(MATERIAL FOR THIS TASK Opens)

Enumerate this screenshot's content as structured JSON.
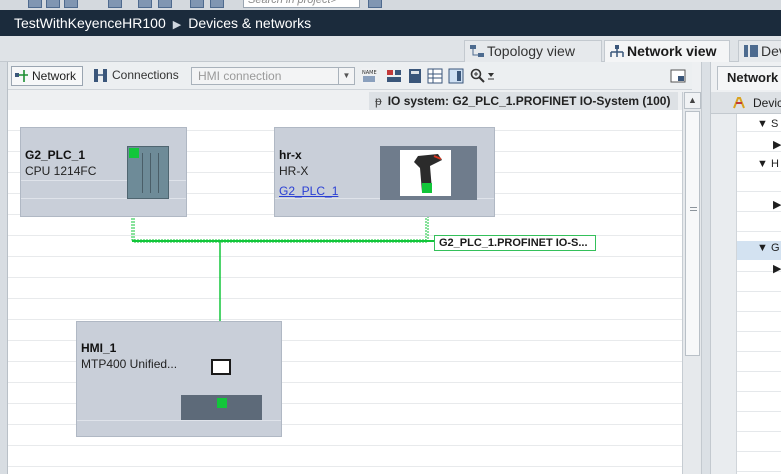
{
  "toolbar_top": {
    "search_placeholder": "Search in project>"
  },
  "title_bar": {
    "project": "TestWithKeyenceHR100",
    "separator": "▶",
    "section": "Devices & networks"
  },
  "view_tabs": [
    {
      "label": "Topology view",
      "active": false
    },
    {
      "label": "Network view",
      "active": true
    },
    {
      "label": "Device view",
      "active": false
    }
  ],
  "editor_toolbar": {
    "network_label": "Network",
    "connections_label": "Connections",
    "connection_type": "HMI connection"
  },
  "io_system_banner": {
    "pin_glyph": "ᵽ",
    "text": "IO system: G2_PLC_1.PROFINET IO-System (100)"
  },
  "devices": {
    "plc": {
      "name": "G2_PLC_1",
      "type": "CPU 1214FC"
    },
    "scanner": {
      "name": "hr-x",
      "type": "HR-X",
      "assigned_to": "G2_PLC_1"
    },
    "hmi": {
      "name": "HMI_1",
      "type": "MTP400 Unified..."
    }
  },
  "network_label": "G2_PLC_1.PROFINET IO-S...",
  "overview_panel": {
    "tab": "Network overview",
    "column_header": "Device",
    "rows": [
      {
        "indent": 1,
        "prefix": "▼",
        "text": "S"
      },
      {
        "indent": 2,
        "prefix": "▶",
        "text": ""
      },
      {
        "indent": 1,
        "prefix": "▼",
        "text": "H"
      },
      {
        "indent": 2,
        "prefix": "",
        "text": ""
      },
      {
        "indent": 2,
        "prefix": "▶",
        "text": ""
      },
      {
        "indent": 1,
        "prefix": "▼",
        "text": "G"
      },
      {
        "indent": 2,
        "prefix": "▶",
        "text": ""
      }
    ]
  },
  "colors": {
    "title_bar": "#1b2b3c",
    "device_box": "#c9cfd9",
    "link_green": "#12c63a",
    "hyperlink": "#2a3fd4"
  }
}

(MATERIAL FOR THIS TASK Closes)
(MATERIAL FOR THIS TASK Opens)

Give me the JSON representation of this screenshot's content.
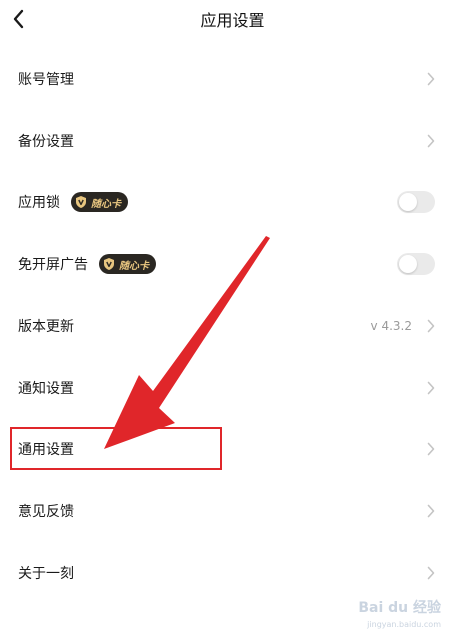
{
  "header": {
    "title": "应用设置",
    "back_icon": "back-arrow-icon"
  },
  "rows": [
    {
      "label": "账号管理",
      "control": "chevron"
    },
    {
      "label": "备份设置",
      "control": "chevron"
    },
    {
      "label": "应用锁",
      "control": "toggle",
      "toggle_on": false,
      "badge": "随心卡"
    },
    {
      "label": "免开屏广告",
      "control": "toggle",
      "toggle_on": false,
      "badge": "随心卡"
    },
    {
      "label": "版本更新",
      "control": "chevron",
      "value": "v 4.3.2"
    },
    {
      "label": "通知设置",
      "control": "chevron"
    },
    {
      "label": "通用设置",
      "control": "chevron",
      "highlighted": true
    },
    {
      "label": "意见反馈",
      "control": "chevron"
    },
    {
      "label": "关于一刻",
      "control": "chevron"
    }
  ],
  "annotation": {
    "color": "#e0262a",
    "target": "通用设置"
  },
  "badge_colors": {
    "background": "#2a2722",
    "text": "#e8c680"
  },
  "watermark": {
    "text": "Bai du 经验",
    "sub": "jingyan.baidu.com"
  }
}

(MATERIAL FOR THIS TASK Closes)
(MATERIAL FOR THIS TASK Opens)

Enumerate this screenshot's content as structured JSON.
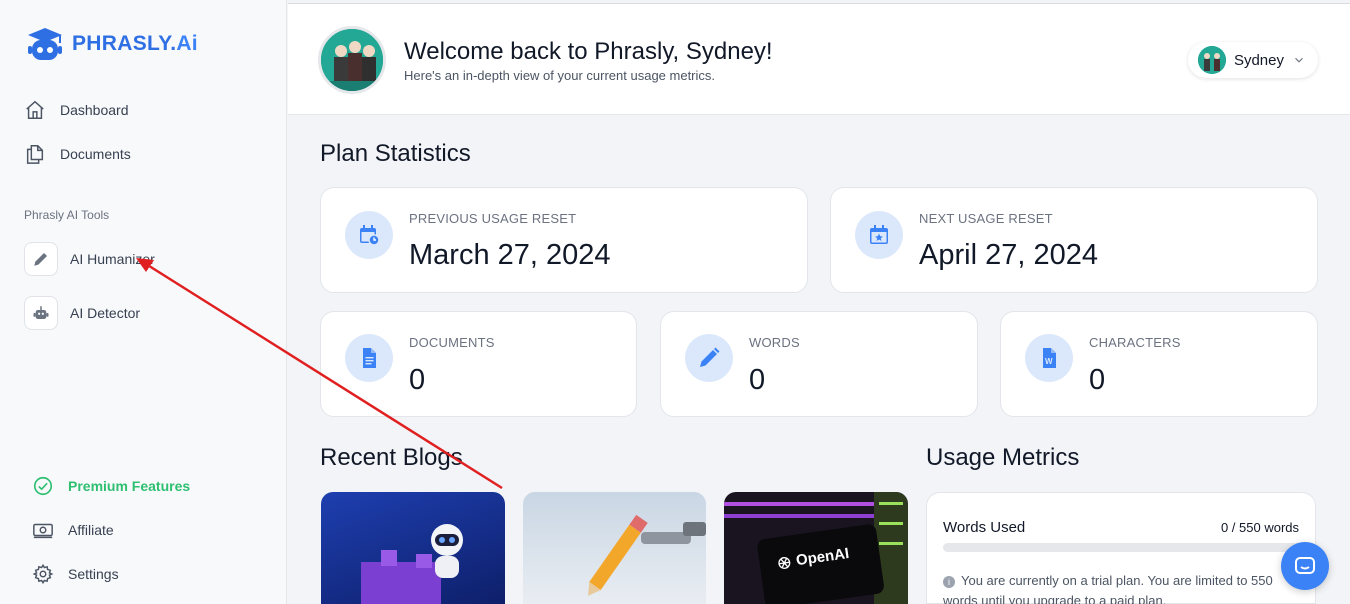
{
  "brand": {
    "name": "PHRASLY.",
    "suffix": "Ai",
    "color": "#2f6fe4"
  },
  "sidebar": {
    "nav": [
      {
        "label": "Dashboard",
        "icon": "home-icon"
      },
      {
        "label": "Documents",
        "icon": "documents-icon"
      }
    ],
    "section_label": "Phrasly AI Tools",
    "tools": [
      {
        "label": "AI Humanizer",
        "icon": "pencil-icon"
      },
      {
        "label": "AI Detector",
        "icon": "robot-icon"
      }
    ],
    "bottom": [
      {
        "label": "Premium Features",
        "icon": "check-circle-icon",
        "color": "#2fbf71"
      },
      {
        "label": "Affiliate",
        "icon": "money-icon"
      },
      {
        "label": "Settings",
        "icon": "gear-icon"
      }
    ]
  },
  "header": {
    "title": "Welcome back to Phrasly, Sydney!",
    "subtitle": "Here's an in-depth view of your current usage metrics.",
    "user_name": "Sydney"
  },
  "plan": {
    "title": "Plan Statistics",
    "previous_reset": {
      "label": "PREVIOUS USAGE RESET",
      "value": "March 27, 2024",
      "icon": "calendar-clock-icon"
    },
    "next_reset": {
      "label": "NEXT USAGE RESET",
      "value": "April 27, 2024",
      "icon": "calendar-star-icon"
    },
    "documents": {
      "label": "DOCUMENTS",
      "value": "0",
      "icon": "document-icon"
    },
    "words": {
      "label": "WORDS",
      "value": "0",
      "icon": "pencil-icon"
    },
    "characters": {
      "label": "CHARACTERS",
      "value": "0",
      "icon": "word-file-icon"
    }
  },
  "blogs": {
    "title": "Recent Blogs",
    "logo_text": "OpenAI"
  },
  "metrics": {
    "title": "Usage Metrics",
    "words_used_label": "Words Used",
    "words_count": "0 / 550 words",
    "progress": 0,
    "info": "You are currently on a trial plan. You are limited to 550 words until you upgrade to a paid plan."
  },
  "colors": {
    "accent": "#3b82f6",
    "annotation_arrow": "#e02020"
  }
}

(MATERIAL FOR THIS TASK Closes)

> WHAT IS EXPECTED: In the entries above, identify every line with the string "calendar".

> ANSWER BELOW:
      "icon": "calendar-clock-icon"
      "icon": "calendar-star-icon"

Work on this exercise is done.